Service members understand the term “quality of life” and its importance to morale in the military, but quality of service is just as important, the Air Force chief of staff said here yesterday.
Gen. David L. Goldfein told the Defense Writers Group that airmen closest to the action have the best morale.
“Morale and readiness are inextricably linked, and where you’ll find high readiness, you’ll find high morale,” the general said. “If you were to walk the ramp today at Bagram [Air Base, Afghanistan] or at Kunsan [Air Base, South Korea], you would find morale is pretty high, because we, by design, ensure that they have all they need.”
U.S.-Based Units Pay Price
The units are fully manned. They have the spare parts and supplies they need for immediate operations, Goldfein said. “The supervision is forward, and they are able to generate the kind of air power that we require,” he added. But the budget necessitates that getting that kind of readiness forward means units in the United States must pay the price, the general said.
“We pull that from home bases,” he explained. “If you were to walk the ramp at Dyess [Air Force Base, Texas] or walk the ramp at Mountain Home [Air Force Base, Idaho] or walk some of these places where they are 70 percent manned — and much of the supervision is deployed forward and where we’ve taken the parts, supplies and the things that produce readiness because of the budget — you will find the morale is lowest.”
Officials talk about balancing quality of service and quality of life, Goldfein said. “I’ve never had someone come back from a deployment and say, ‘The best thing about that deployment was the chow, or the room,’” he told the writers. “They will eat and live wherever we put them.”
Pride in Mission
Some airmen are living in rough conditions, and yet there are no complaints, the general said, because they are doing what they signed up to do. They take great pride in the mission and their parts in performing that mission, he added, and they believe they are part of something big — part of “a high-powered team of people that had a mission every day accomplishing something that matters.”
The key is making sure that type of attitude happens not just overseas, but at home stations, Goldfein said.
“I’ve got folks contributing to this fight and the global challenges we face right here at home stations,” he said. “As the chief, I’ve got a lot of things to worry about, but I believe I have one moral obligation, and that is I can never send someone into harm’s way that is not properly organized, trained, equipped and led, and [I must] take care of their families while they are gone.

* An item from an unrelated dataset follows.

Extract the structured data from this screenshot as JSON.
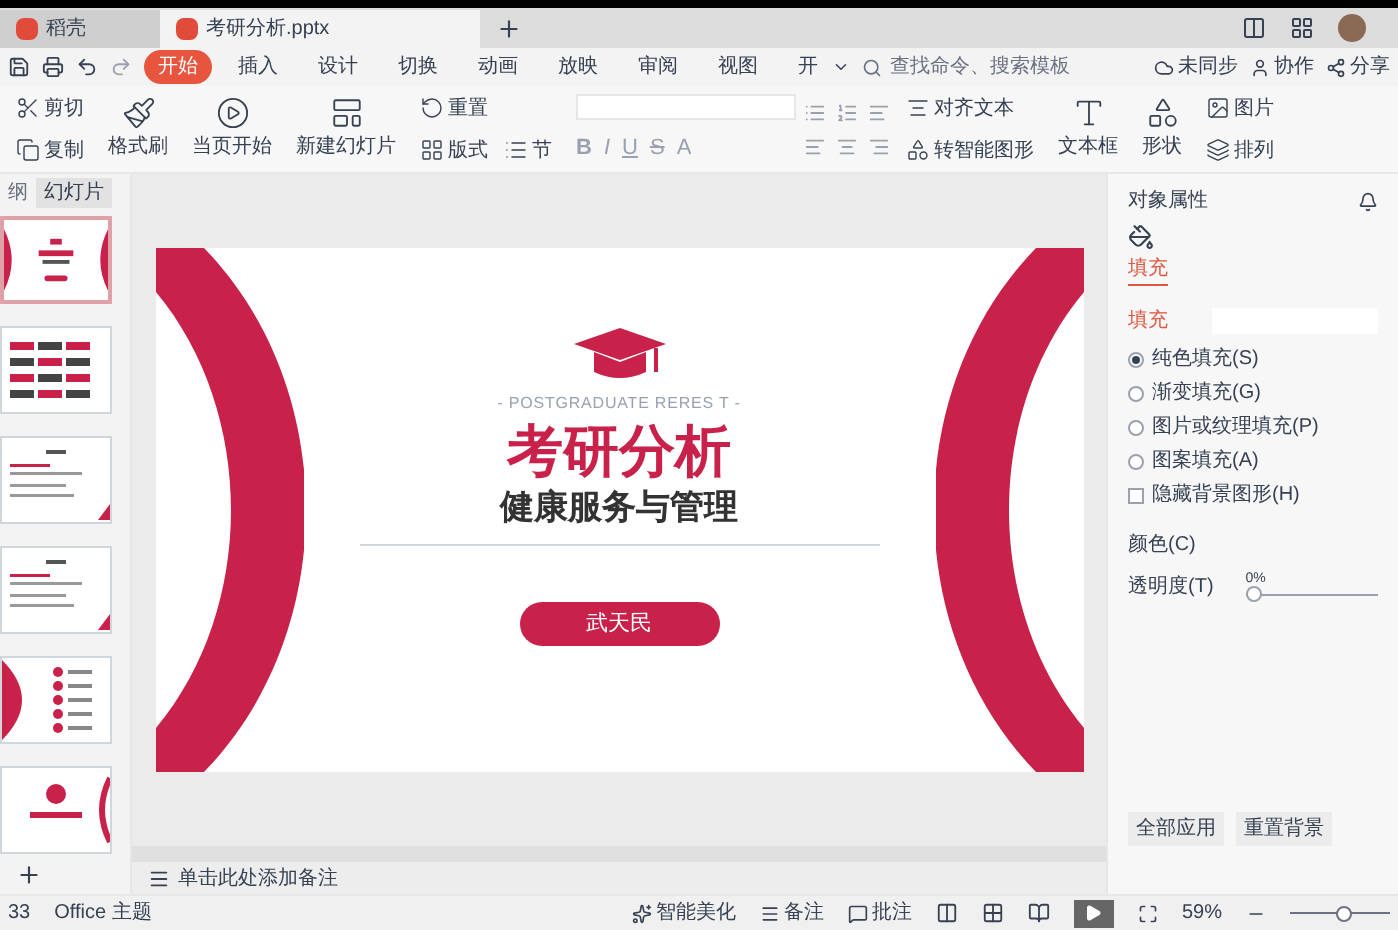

“That’s my mirror check. That, I’ve got to get right,” he continued. “Everything else, I do the best I can.”